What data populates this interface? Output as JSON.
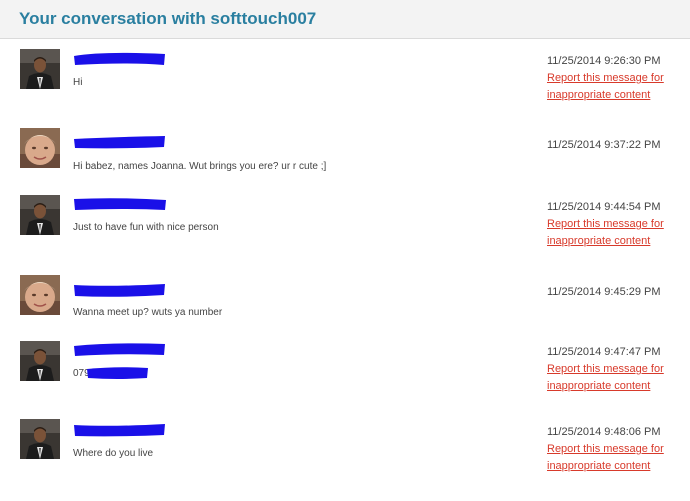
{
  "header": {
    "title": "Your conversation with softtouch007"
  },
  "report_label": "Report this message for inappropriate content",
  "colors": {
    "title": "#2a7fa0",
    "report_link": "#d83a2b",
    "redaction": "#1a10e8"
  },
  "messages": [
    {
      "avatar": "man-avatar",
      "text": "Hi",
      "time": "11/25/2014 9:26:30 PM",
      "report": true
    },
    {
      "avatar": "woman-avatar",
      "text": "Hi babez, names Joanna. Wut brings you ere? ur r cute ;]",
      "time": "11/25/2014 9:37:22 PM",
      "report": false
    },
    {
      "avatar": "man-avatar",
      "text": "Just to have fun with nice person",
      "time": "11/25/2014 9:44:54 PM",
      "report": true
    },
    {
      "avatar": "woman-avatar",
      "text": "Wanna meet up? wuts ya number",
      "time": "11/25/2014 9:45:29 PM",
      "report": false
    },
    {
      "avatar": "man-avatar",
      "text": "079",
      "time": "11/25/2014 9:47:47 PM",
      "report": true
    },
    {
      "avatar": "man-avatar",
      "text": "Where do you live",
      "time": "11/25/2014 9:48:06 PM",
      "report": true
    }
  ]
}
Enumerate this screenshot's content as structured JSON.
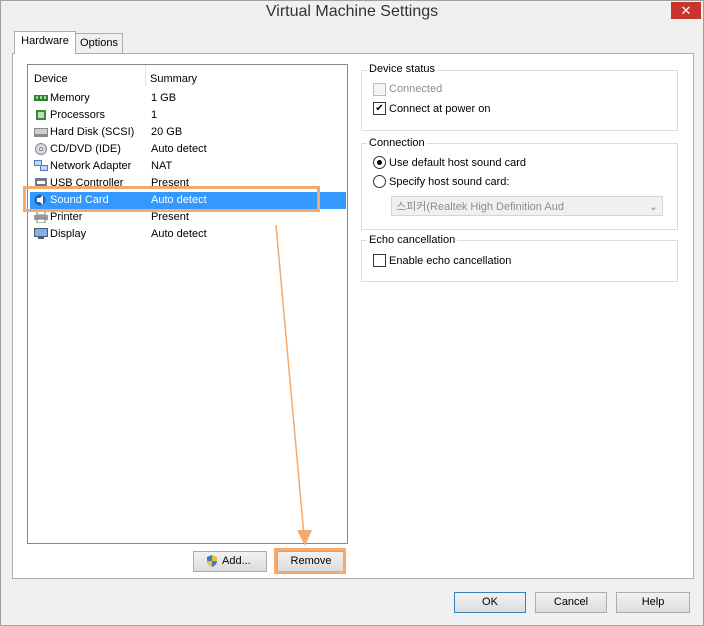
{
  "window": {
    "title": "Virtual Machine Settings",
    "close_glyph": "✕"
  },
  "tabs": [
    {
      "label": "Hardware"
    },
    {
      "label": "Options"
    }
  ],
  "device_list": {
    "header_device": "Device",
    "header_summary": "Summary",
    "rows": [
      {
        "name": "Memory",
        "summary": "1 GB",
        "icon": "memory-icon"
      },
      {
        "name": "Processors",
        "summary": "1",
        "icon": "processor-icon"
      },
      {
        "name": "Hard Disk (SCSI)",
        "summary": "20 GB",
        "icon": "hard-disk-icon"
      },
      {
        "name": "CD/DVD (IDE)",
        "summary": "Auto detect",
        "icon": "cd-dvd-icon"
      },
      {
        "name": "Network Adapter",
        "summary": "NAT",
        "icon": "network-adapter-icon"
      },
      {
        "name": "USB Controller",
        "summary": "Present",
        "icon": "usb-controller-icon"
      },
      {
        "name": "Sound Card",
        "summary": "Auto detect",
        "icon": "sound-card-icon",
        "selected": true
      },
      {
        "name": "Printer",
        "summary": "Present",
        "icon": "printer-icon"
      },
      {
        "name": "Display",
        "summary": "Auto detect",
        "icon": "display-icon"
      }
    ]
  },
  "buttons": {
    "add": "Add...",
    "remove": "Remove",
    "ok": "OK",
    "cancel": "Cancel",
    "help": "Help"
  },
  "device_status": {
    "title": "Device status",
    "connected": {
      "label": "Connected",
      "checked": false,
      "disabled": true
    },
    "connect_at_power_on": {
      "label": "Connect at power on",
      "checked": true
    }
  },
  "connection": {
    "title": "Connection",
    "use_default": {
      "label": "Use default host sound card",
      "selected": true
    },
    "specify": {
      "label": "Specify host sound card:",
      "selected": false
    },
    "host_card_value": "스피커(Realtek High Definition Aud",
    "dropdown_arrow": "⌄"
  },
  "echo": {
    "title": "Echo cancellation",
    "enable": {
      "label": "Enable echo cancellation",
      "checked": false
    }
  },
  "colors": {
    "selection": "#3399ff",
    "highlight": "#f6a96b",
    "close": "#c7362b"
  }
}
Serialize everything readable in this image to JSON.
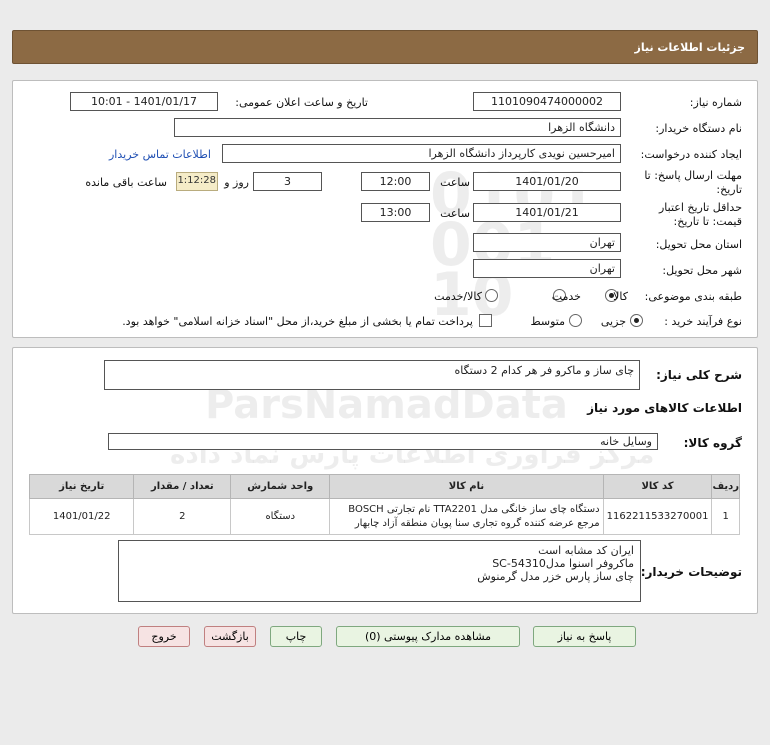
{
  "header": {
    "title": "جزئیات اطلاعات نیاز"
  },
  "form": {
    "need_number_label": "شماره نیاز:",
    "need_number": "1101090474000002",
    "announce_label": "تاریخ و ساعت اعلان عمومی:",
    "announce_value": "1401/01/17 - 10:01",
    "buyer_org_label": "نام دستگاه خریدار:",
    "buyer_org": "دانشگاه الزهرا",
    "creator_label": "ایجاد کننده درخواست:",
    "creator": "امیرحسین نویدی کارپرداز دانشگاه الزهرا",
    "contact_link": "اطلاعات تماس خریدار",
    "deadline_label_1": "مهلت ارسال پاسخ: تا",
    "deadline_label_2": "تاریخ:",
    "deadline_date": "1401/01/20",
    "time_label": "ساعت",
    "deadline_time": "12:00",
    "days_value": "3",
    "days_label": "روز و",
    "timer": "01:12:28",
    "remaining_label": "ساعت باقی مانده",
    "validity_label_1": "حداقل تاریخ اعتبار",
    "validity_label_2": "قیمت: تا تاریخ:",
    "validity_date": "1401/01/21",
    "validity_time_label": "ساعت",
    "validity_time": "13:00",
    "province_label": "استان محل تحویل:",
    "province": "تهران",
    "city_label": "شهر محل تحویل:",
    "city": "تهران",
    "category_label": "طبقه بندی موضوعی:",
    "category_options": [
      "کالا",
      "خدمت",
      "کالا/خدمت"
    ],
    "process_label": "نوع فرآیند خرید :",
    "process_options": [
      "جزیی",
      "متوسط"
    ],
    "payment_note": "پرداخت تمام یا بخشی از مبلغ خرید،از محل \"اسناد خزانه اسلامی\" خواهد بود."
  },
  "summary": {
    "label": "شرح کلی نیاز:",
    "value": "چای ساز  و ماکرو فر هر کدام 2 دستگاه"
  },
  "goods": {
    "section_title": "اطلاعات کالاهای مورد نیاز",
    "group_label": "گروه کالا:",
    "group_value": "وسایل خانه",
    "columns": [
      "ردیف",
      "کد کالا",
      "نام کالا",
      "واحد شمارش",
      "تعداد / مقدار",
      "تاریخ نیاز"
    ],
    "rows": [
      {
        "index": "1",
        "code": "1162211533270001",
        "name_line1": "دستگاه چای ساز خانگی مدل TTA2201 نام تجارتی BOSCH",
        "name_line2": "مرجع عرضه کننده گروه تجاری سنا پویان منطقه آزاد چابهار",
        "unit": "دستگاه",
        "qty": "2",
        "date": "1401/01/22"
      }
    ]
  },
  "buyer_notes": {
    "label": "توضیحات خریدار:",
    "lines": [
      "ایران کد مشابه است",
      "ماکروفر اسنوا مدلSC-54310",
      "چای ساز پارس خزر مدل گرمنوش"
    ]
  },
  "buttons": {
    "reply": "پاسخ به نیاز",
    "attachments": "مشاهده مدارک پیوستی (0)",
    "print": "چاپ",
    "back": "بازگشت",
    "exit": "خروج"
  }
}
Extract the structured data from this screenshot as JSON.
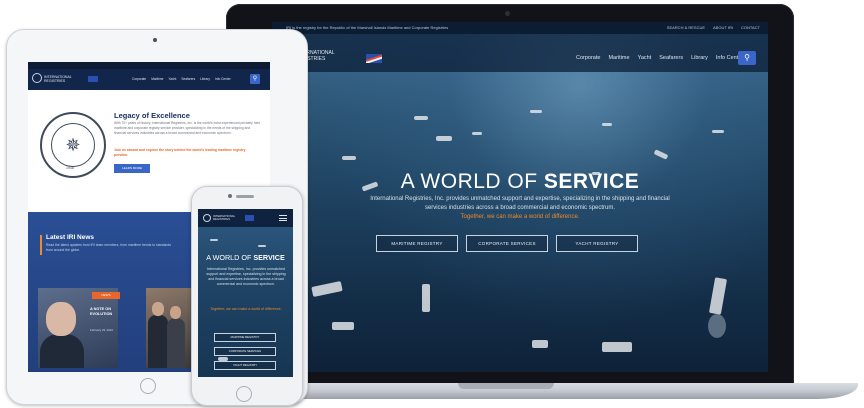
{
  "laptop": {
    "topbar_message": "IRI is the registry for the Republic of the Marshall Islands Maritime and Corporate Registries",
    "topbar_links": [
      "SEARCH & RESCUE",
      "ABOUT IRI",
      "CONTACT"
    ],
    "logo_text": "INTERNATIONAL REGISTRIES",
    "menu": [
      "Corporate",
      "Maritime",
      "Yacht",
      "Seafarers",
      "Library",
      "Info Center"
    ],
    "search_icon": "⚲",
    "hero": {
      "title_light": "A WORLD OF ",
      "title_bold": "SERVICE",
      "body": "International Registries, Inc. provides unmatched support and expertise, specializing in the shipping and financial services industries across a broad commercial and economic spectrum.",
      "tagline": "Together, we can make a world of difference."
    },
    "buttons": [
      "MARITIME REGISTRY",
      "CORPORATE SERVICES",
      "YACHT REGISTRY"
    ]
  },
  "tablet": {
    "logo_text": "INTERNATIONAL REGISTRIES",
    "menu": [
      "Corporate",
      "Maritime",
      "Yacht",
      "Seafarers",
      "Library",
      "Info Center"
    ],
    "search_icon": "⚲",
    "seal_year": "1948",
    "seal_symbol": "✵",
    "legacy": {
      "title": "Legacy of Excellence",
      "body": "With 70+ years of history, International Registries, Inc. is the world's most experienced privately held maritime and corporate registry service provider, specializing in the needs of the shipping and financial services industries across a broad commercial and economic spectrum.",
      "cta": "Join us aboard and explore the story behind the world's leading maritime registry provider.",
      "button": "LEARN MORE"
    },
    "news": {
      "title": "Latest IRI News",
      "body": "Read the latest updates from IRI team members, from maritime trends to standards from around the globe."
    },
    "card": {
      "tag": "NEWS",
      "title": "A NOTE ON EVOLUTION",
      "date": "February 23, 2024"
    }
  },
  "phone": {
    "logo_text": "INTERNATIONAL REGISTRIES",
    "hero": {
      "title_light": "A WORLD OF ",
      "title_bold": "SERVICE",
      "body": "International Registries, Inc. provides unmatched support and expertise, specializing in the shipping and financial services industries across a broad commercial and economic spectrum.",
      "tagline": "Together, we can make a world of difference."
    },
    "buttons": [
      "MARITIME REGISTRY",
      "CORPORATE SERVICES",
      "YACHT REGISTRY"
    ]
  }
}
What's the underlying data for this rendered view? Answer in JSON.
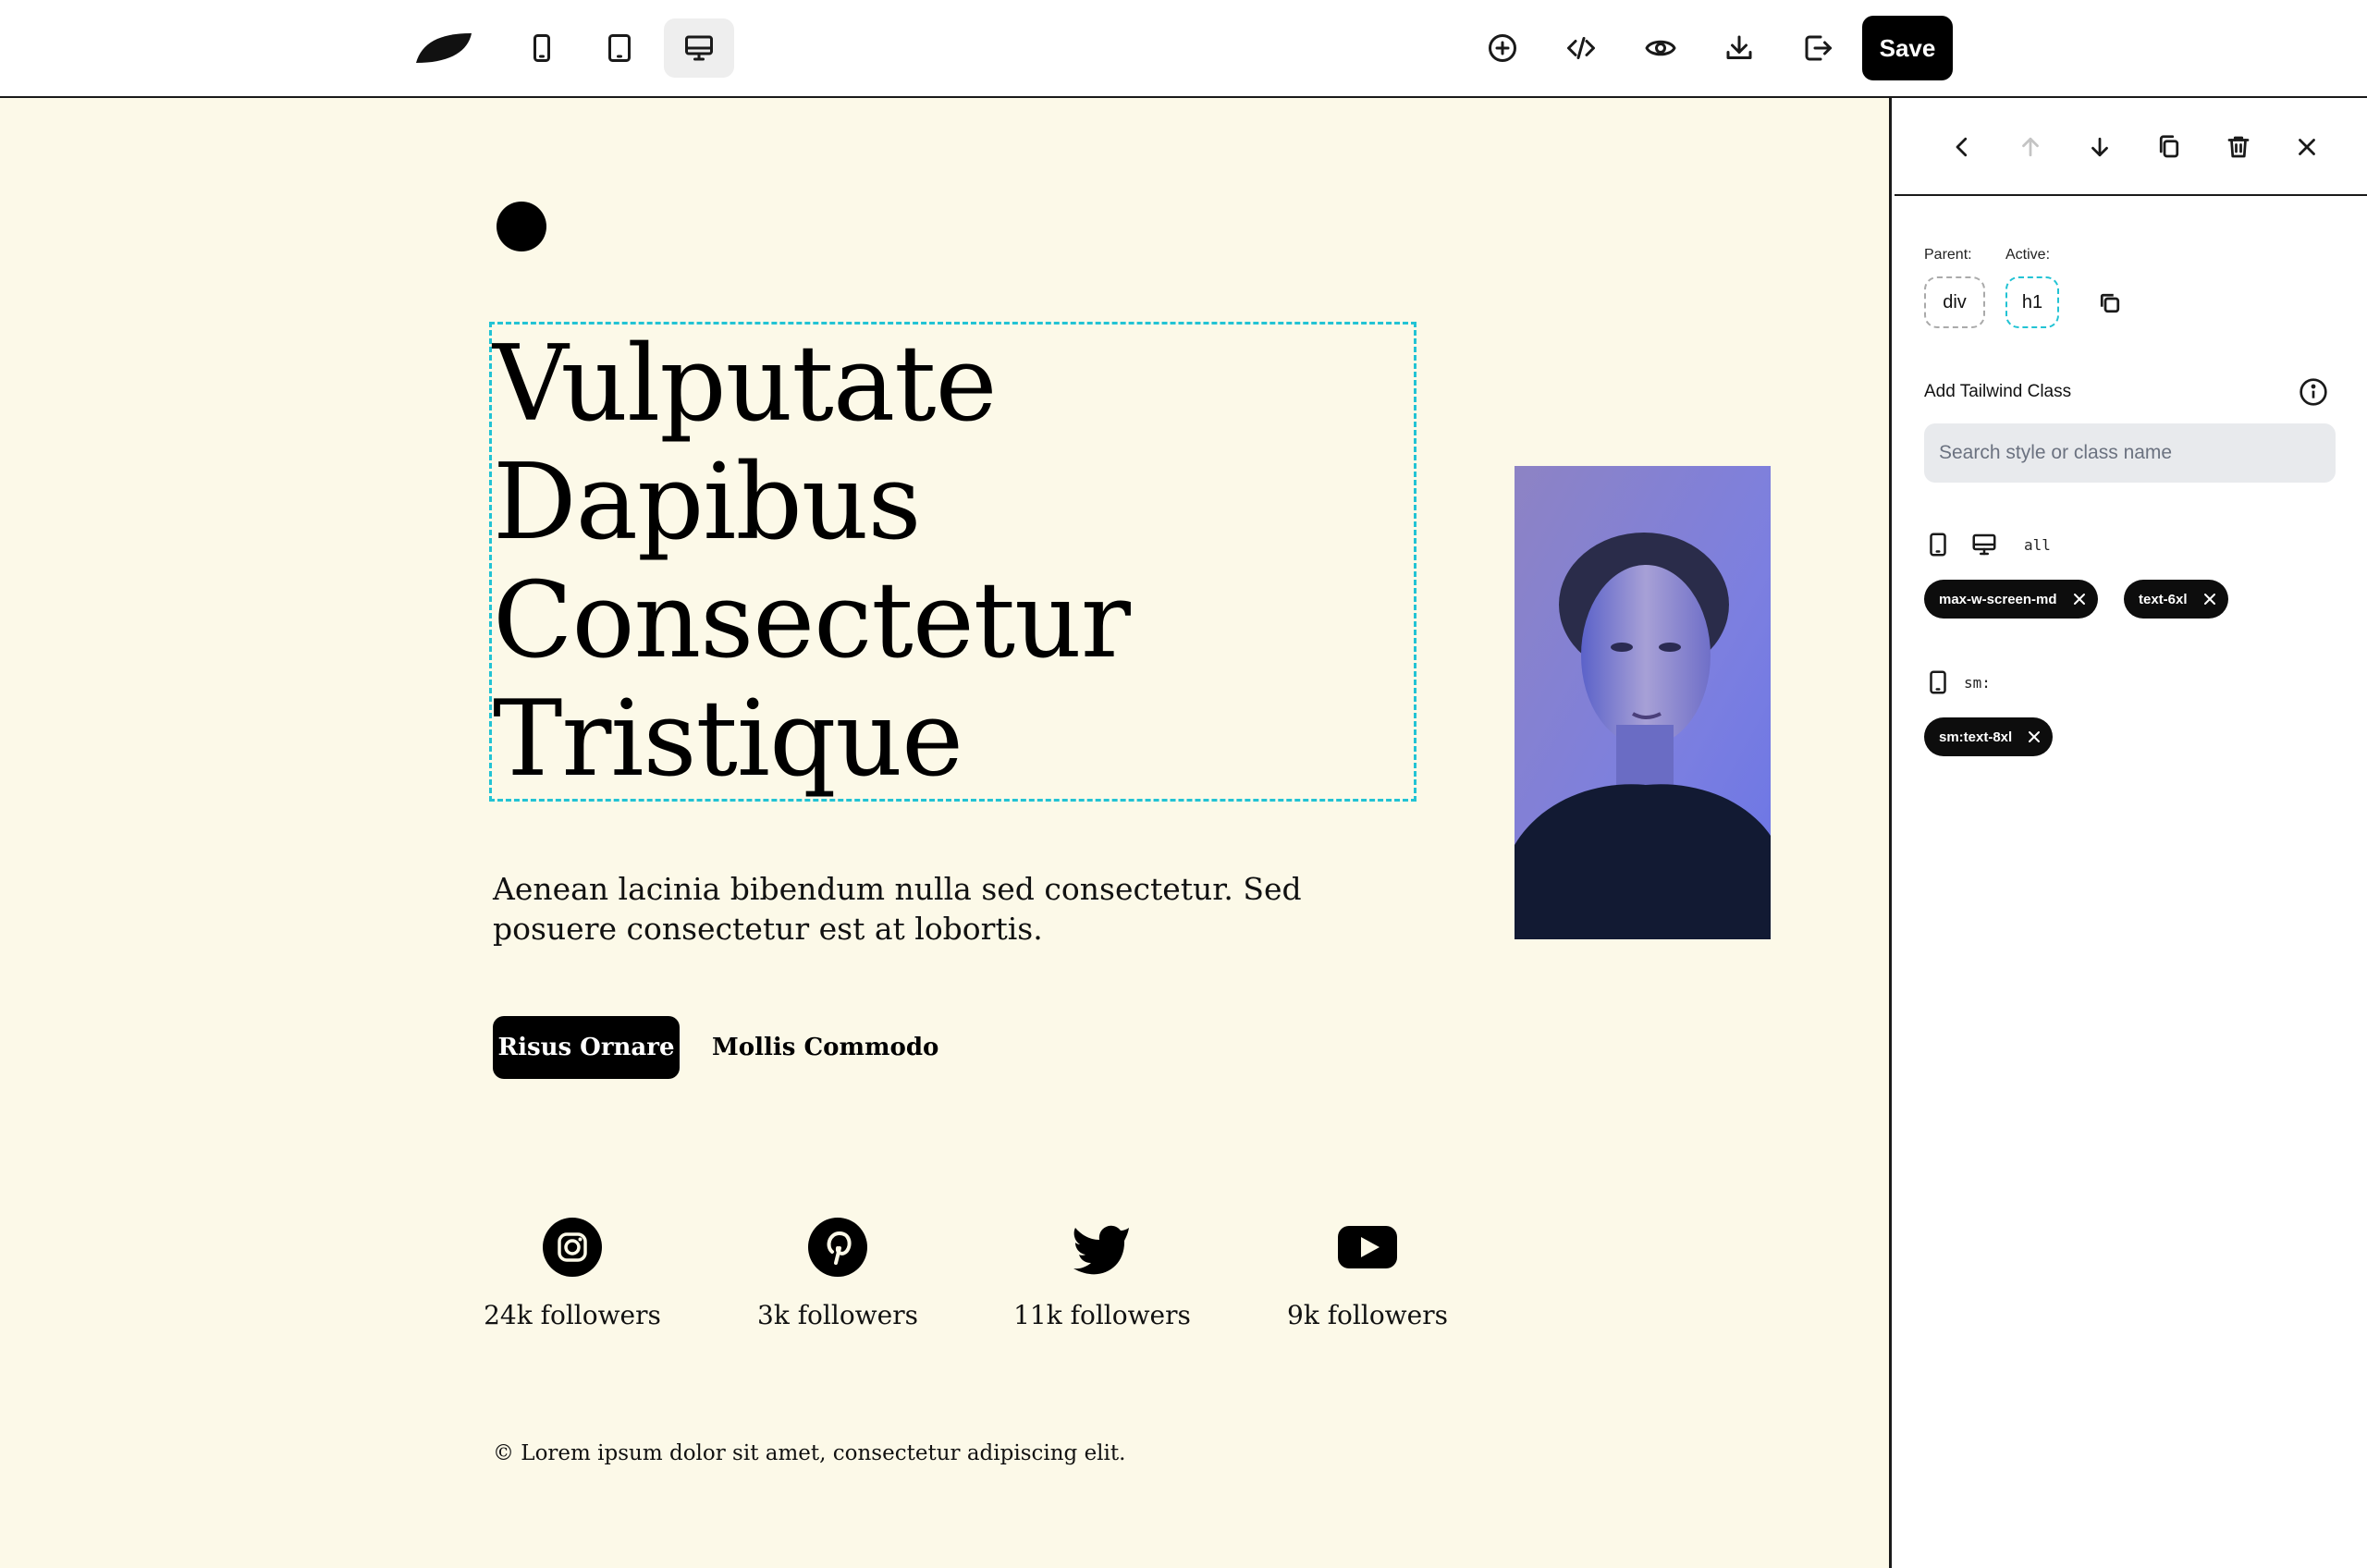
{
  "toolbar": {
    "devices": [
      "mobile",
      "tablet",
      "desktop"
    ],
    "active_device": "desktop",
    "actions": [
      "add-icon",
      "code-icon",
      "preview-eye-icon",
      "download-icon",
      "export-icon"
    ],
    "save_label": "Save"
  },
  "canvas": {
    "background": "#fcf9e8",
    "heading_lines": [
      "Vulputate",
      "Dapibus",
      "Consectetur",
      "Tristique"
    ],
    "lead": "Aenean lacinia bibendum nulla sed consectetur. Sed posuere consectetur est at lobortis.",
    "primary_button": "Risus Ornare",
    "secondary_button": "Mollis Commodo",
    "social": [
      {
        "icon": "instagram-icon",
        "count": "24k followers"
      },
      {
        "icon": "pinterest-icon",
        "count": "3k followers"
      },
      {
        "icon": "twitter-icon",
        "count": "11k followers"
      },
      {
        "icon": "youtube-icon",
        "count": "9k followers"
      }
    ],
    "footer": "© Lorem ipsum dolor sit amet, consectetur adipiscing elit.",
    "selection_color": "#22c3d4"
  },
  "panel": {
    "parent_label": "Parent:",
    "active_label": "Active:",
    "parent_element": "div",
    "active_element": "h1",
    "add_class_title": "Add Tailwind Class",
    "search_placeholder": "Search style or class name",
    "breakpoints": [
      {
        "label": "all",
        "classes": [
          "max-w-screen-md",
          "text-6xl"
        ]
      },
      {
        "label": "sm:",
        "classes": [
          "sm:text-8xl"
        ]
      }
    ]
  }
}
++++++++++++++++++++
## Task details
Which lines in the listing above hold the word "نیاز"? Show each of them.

## Output
    "title": "جزئیات اطلاعات نیاز"
    "need_number_label": "شماره نیاز:",
    "label": "شرح کلی نیاز:",
    "section_title": "اطلاعات کالاهای مورد نیاز",
      "تاریخ نیاز"
    "reply": "پاسخ به نیاز",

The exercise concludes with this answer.